Aim of the exercise: Go through the records below and report each line with "true" in it.

START Data under study

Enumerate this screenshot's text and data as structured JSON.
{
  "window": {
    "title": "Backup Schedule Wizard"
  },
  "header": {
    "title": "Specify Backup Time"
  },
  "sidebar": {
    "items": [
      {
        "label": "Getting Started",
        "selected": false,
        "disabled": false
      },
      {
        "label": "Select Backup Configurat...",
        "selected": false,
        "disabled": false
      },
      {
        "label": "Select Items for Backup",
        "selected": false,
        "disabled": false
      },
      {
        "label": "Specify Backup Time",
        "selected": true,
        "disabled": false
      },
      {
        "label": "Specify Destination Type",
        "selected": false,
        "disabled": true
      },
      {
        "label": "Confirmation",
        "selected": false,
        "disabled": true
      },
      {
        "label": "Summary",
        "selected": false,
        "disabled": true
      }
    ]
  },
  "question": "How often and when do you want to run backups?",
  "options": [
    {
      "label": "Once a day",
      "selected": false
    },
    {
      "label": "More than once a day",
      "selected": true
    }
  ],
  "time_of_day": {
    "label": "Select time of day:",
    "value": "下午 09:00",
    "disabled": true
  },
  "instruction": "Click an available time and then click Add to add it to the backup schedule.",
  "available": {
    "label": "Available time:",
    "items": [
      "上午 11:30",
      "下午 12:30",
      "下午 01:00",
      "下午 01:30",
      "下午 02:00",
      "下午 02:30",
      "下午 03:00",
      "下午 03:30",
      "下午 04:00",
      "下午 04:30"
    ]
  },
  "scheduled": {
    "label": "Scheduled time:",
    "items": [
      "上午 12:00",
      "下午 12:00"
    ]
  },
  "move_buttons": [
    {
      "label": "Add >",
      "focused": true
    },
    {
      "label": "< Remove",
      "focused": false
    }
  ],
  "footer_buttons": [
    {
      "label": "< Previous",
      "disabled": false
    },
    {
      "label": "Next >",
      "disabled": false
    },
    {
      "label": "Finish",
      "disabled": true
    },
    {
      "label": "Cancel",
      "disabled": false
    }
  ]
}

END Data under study

Solution to the exercise:
        "selected": true,
        "disabled": true
        "disabled": true
        "disabled": true
      "selected": true
    "disabled": true
      "focused": true
      "disabled": true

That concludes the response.